[Data records]

###

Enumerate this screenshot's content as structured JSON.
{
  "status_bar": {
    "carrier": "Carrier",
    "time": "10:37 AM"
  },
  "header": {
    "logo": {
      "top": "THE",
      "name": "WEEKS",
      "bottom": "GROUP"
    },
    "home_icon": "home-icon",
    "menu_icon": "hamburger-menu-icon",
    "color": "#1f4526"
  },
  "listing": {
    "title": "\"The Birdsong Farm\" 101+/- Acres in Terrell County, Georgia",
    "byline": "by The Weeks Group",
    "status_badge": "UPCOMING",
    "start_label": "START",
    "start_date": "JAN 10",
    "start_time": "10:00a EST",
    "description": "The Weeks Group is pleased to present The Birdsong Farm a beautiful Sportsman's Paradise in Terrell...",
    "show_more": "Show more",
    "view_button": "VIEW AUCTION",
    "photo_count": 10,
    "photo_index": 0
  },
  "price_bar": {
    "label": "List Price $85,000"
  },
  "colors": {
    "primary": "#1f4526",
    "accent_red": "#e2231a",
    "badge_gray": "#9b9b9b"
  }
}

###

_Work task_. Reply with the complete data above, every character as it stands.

_Task answer_.
Enumerate this screenshot's content as structured JSON.
{
  "status_bar": {
    "carrier": "Carrier",
    "time": "10:37 AM"
  },
  "header": {
    "logo": {
      "top": "THE",
      "name": "WEEKS",
      "bottom": "GROUP"
    },
    "home_icon": "home-icon",
    "menu_icon": "hamburger-menu-icon",
    "color": "#1f4526"
  },
  "listing": {
    "title": "\"The Birdsong Farm\" 101+/- Acres in Terrell County, Georgia",
    "byline": "by The Weeks Group",
    "status_badge": "UPCOMING",
    "start_label": "START",
    "start_date": "JAN 10",
    "start_time": "10:00a EST",
    "description": "The Weeks Group is pleased to present The Birdsong Farm a beautiful Sportsman's Paradise in Terrell...",
    "show_more": "Show more",
    "view_button": "VIEW AUCTION",
    "photo_count": 10,
    "photo_index": 0
  },
  "price_bar": {
    "label": "List Price $85,000"
  },
  "colors": {
    "primary": "#1f4526",
    "accent_red": "#e2231a",
    "badge_gray": "#9b9b9b"
  }
}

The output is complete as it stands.